9 EPAct provides for enhanced penalties: criminal penalties up to $1 million a day and/or imprisonment of up to five years for willful and knowing violations of any section of the FPA; a criminal penalty of up to $25,000 a day for willful and knowing violations of rules, regulations, restrictions, conditions, and orders under the FPA. In addition, Congress gave the Commission authority to impose upon “any person” civil penalties of up to $1 million a day “after notice and opportunity for public hearing,” with the commission taking into consideration “the seriousness of the violation and the efforts of [the violator] to remedy the violation in a timely manner.”

10 See 18 C.F.R. Part 33.

11 16 U.S.C. § 824b(a)(4).

12 See, e.g., Texas-New Mexico Power Co., 105 FERC ¶ 61,028 at P 23 & n.14 (2003) (citing Pac. Power & Light Co. v. FPC, 111 F.2d 1014, 1016–17 (9th Cir. 1940)).

13 See Inquiry Concerning the Commission’s Merger Policy Under the Federal Power Act: Policy Statement, Order No. 592, FERC Stats. & Regs. ¶ 31,044 at 30,111 (1996), order on reconsideration, Order No. 592-A, 79 FERC ¶ 61,321 (1997).

14 See Revised Filing Requirements Under Part 33 of the Commission’s Regulations, Order No. 642, FERC Stats. & Regs. ¶ 31,111 at 31,872 (2000), order on reh’g, Order No. 642-A, 94 FERC ¶ 61,289 (2001).

15 Transactions Subject to FPA Section 203, Order No. 669, FERC Stats. & Regs. ¶ 31,200 (2005), order on reh’g, Order No. 669-A, FERC Stats. & Regs. ¶ 31,214, order on reh’g, Order No. 669-B, FERC Stats. & Regs. ¶ 31,225 (2006).

16 FPA Section 203 Supplemental Policy Statement, FERC Stats. & Regs. ¶ 31,253 (2007), reh’g and clarification denied, 122 FERC ¶ 61,157 (2008).

17 Analysis of Horizontal Market Power Under the Federal Power Act, 138 FERC ¶ 61,109 (2012).

18 The DOJ will typically take a closer look at power transactions and the FTC will look at transactions involving gas utilities.

19 See Atlas Power Finance, LLC, 157 FERC ¶ 61,237 (2016); Wisconsin Energy Corp., 151 FERC ¶ 61,015 (2015).

20 Discussion of market power mitigation may be found in the following FERC orders: American Electric Power Co. and Central and South West Corp., Order No. 442, 90 FERC ¶ 61,242, order on reh’g, 91 FERC ¶ 61,129 (2000) (orders conditionally authorizing proposed merger); 91 FERC ¶ 61,208 (2000) (orders on compliance filings); Exelon Corp. and Public Serv. Enterprise Corp., Inc., 112 FERC ¶ 61,011, denying reh’g, 113 FERC ¶ 61,299 (2005); Westar Energy, Inc., ONEOK Energy Servs. Co., LP, 115 FERC ¶ 61,228, order on reh’g, 117 FERC ¶ 61,011 (2006).

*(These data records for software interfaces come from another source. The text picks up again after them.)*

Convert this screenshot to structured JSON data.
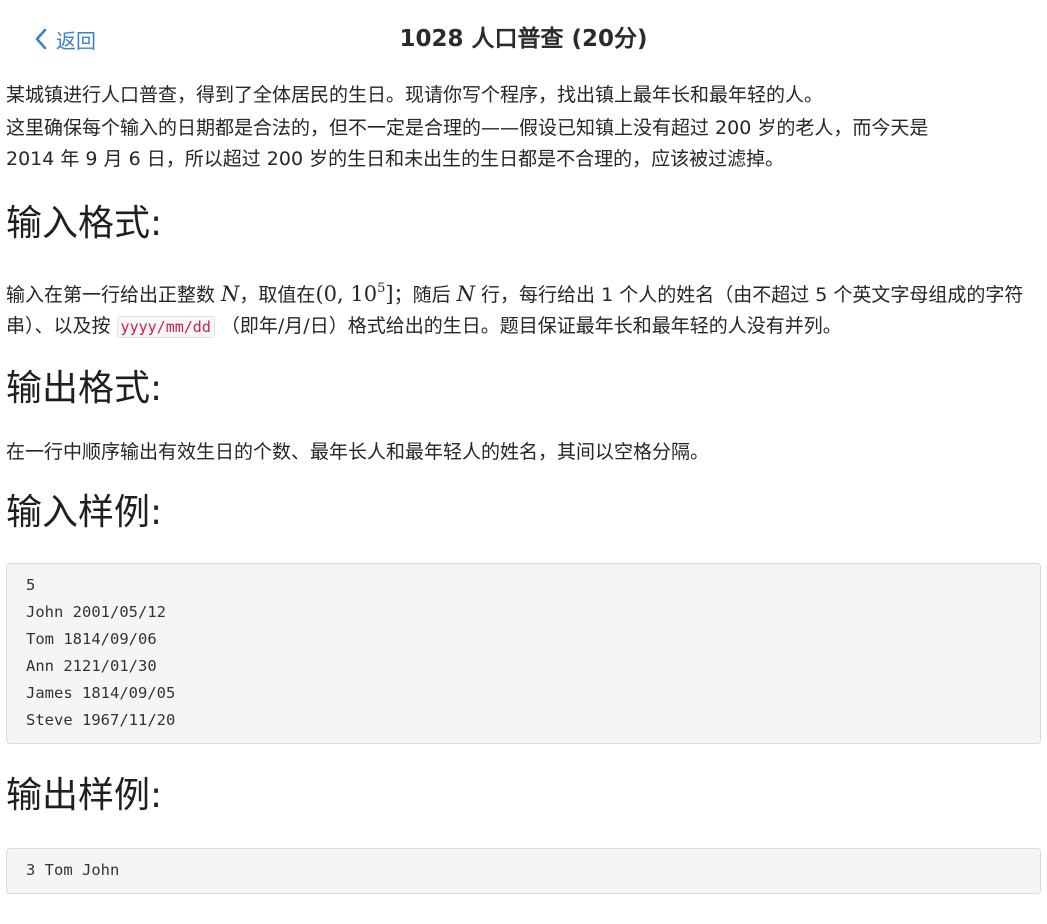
{
  "header": {
    "back_label": "返回",
    "title": "1028 人口普查 (20分)"
  },
  "problem": {
    "paragraph_1": "某城镇进行人口普查，得到了全体居民的生日。现请你写个程序，找出镇上最年长和最年轻的人。",
    "paragraph_2_line_1": "这里确保每个输入的日期都是合法的，但不一定是合理的——假设已知镇上没有超过 200 岁的老人，而今天是",
    "paragraph_2_line_2": "2014 年 9 月 6 日，所以超过 200 岁的生日和未出生的生日都是不合理的，应该被过滤掉。"
  },
  "input_format": {
    "heading": "输入格式:",
    "text_1": "输入在第一行给出正整数 ",
    "var_n": "N",
    "text_2": "，取值在",
    "range_open": "(0, 10",
    "range_exp": "5",
    "range_close": "]",
    "text_3": "；随后 ",
    "text_4": " 行，每行给出 1 个人的姓名（由不超过 5 个英文字母组成的字符串）、以及按 ",
    "date_format": "yyyy/mm/dd",
    "text_5": " （即年/月/日）格式给出的生日。题目保证最年长和最年轻的人没有并列。"
  },
  "output_format": {
    "heading": "输出格式:",
    "text": "在一行中顺序输出有效生日的个数、最年长人和最年轻人的姓名，其间以空格分隔。"
  },
  "sample_input": {
    "heading": "输入样例:",
    "lines": [
      "5",
      "John 2001/05/12",
      "Tom 1814/09/06",
      "Ann 2121/01/30",
      "James 1814/09/05",
      "Steve 1967/11/20"
    ]
  },
  "sample_output": {
    "heading": "输出样例:",
    "lines": [
      "3 Tom John"
    ]
  },
  "colors": {
    "link": "#3b82c4",
    "inline_code": "#c7254e",
    "code_background": "#f5f5f5"
  }
}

21 Id. at P 85. Notably, the hold harmless commitments typically provide for the option of making a separate submittal to FERC to recovery transaction-related costs to the extent they exceed transaction-related savings. Not many companies have sought such recovery but there is some existing precedent.

22 Private Wireless Licensees’ Obligations Under Section 310(d) of the Communications Act of 1934, available at https://www.fcc.gov/reports-research/guides/private-wireless-licensees-obligations-under-section-310d-communications-act-1934.


By Catherine P. McCarthy

Catherine P. McCarthy (cathy.mccarthy@bracewell.com) is a partner in the Washington, D.C., office of Bracewell LLP.